## [Exercise objective]
The result should be every line in the material below containing the string "image".

## [Data records]
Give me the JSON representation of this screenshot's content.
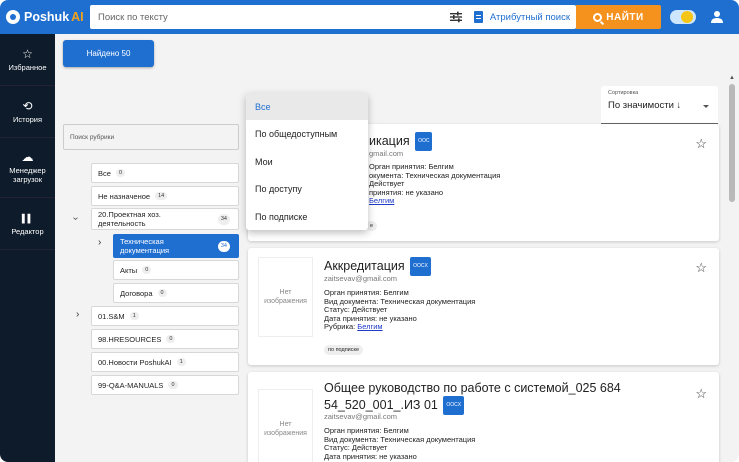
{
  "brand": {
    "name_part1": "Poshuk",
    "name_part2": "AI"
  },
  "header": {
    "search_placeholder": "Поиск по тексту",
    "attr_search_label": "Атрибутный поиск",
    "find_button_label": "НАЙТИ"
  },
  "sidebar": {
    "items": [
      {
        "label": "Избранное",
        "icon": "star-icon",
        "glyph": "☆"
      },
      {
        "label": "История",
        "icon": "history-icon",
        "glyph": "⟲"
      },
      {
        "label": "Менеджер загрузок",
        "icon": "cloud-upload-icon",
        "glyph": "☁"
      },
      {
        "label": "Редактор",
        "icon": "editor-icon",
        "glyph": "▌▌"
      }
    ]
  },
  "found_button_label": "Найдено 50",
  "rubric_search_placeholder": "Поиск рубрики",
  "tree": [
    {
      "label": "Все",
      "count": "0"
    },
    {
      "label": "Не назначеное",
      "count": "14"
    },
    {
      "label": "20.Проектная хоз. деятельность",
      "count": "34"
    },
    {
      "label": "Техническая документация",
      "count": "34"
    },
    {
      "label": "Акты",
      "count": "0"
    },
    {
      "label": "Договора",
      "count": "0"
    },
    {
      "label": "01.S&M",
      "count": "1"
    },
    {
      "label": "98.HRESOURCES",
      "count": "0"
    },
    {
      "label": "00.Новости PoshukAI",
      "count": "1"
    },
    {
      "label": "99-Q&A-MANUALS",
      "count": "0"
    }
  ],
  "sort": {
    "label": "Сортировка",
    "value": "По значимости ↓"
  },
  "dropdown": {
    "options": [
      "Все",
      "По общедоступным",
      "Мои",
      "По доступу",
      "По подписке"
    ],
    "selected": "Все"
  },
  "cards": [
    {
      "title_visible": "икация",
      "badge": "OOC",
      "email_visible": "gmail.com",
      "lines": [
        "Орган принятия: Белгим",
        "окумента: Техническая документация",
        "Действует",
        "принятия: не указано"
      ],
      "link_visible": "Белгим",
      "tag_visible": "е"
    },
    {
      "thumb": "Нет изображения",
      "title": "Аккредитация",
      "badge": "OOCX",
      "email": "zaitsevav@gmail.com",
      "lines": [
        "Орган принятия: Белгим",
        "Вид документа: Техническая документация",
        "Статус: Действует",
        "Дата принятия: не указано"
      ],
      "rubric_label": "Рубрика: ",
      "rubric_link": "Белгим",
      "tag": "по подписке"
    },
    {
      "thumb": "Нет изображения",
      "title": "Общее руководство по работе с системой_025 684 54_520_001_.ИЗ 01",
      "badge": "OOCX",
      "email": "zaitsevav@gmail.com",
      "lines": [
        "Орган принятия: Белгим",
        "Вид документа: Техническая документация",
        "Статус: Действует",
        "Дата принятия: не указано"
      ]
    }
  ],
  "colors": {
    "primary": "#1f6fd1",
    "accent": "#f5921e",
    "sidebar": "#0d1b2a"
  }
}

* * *

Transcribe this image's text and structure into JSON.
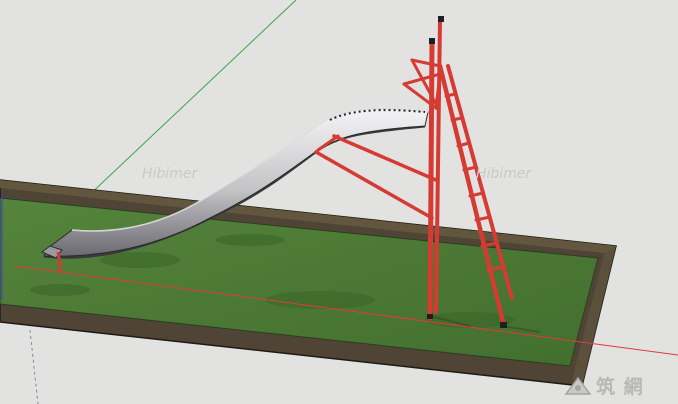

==

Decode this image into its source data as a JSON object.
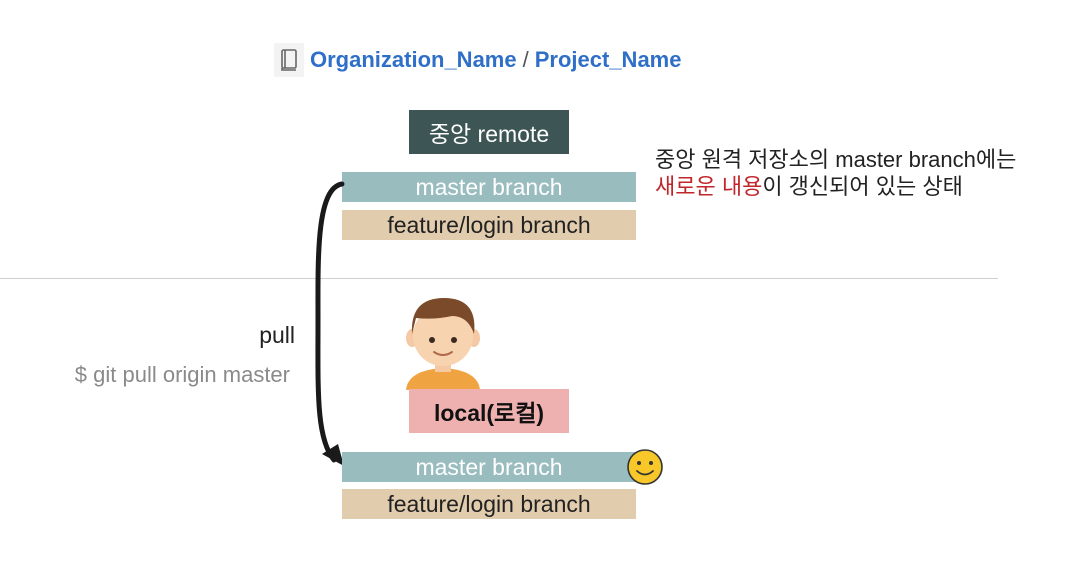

## [Reply to the exercise]
Transcribe this image's text and structure into JSON.
Decode this image into its source data as a JSON object.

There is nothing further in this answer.